Business North West

I popped into Business North West at G-Mex earlier today. It was OK, I suppose, but with the pride of a native Mancunian I had hoped for something like Venturefest on steroids and it was nothing like that. Venturefest attracts most of the big law firms and patent agents in Yorkshire. The IP Office was at Business North West as were Ralli solicitors. Aaron are advertised as exhibitors on the show's website though I never found them. And that was about it from the law. I didn't spot any patent or trade mark agents there either as exhibitors or visitors. For a show that is supposed to be about branding, design, innovation, investment, the absence of most of the North West intellectual property community says a lot. Most of the other exhibitors were firms I had never heard of.

Some good speakers have been advertised.    Stephen Haines of Facebook might have been worth hearing but he was on at 08:30 which is ridiculously early unless you live or staying nearby since Manchester traffic is so bad that you have to allow at least an extra hour for traffic at that hour of the morning. They really do need a congesiton charge in that city but I saw vote no signs everywhere including Business North West's website. Max Clifford is taking the same slot on Thursday.   I would have heard him had be spoken at a reasonable time but he is not worth a 2 hour battle with traffic. G-Mex (or Manchester Central as they like to call it nowadays) is probably not the best venue for an event of this kind. The G-Mex car park was full when I called in and the Watson Street car park had a problem with its exit barriers which held me back a full 25 minutes.

There were a few stands that caught my attention. Top of my list was Crain's Manchester Business which has some good local business news.
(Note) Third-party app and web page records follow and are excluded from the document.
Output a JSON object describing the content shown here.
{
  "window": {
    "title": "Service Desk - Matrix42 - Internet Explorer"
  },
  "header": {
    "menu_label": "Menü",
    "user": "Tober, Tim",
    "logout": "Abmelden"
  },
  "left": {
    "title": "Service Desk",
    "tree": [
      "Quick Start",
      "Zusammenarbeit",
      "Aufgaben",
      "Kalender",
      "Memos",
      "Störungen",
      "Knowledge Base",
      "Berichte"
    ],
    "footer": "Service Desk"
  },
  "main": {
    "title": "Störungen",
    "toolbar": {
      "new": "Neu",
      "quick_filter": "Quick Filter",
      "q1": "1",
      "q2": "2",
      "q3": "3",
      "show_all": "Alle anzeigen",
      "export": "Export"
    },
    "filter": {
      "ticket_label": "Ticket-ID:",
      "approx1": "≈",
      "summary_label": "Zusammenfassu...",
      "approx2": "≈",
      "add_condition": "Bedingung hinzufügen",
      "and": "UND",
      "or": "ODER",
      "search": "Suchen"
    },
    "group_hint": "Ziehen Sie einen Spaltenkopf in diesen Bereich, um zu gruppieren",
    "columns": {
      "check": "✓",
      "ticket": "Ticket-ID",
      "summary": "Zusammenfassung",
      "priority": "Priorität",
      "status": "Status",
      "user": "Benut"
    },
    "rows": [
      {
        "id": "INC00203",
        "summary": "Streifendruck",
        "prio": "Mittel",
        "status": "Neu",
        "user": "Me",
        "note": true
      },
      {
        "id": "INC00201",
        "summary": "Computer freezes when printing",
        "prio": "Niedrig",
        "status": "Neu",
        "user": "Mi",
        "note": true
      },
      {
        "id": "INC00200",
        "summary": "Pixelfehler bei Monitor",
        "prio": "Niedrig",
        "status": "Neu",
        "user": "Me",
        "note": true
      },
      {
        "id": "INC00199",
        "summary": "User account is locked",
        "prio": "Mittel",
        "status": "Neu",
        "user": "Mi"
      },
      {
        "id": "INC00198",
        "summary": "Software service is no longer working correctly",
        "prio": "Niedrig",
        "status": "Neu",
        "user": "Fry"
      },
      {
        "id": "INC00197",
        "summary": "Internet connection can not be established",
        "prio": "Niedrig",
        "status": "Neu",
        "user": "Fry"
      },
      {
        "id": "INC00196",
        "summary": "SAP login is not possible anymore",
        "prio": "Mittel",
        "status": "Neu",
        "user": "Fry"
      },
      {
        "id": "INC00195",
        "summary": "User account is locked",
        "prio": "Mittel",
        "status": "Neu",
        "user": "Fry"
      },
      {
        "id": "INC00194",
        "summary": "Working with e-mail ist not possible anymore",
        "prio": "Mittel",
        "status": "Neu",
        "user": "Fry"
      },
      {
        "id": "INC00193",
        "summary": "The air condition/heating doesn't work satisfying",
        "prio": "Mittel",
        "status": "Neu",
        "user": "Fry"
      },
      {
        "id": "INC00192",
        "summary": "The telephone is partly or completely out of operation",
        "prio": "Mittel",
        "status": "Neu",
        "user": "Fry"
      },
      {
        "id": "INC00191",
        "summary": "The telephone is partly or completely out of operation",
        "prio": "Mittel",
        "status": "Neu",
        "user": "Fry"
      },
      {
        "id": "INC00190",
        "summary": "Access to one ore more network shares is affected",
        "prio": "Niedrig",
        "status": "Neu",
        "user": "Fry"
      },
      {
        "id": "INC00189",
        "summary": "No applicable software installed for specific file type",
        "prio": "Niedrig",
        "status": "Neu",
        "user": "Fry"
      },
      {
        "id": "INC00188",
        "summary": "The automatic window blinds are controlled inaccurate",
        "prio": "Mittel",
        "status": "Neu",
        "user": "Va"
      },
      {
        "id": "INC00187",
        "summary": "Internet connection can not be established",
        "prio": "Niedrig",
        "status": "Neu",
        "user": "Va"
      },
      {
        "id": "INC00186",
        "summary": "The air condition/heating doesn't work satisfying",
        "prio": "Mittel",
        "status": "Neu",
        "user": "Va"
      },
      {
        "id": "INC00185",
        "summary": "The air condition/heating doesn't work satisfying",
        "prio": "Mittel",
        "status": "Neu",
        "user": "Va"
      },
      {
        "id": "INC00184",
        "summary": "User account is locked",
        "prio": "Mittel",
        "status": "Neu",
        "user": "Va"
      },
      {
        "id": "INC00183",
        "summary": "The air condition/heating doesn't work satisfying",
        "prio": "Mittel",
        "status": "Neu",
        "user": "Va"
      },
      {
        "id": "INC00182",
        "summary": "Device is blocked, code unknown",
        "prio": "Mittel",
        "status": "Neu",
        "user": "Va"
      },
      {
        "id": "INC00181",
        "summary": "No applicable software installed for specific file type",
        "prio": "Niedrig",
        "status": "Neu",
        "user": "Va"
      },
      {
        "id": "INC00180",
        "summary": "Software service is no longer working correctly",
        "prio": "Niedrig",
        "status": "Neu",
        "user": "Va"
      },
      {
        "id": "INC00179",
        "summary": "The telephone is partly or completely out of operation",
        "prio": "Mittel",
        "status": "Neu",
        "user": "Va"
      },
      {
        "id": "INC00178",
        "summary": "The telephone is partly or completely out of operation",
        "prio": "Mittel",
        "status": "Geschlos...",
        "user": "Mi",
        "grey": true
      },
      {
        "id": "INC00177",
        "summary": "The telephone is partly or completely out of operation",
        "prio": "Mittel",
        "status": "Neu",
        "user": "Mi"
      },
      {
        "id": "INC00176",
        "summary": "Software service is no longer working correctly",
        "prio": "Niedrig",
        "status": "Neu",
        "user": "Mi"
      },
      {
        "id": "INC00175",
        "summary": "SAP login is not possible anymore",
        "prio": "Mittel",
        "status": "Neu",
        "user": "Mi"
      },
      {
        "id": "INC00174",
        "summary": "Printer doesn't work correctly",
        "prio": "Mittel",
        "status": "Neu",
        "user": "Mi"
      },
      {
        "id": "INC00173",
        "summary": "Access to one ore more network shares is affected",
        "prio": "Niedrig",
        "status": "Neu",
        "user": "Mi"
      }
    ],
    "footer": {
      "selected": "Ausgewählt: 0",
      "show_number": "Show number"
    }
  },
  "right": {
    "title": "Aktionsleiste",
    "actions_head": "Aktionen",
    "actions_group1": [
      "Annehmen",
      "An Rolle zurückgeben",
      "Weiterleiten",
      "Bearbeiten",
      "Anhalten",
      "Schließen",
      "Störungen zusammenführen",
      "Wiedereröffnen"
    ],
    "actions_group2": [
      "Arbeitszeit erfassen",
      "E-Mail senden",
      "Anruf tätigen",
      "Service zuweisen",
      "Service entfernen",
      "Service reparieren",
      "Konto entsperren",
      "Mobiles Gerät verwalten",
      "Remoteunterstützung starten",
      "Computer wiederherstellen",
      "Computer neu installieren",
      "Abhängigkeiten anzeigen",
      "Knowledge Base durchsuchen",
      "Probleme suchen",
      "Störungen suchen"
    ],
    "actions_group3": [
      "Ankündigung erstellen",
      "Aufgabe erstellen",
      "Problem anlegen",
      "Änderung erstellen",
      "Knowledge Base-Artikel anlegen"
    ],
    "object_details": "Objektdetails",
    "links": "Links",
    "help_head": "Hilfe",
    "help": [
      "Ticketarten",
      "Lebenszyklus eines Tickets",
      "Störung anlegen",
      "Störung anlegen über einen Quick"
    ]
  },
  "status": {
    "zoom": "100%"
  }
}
Armstrong Communications had some interesting technology and the Gaucho Grill was serving bife with wine from Mendoza.   Steve Kuncewicz had at least made an effort by displaying a one page glossy on IP on his firm's stand.   I am not sure that I agree with his assertion that 
"Against the background of the Credit Crucnch, the exploitation and protection of Intellectual Property Rights has never been more important and IP, IT and Media cases dominate the headlines every day."
Not the headlines of the papers I read, Steve.   When I went to the WIPO last month Francis Gurry reported a ownturn in Madrid applications and reported and feared a drop in PCT and Hague applications too.

Tomorrow was the day that I had intended to come but as I happened to have a free hour as a result of the last minute cancellation of the Enterprise Day at the Barnsley Digital Media Centre I thought I would have a quick look round.    I thank I saw just about everything in the 50 minutes that I was there.   Nothing that I saw has tempted me to come back.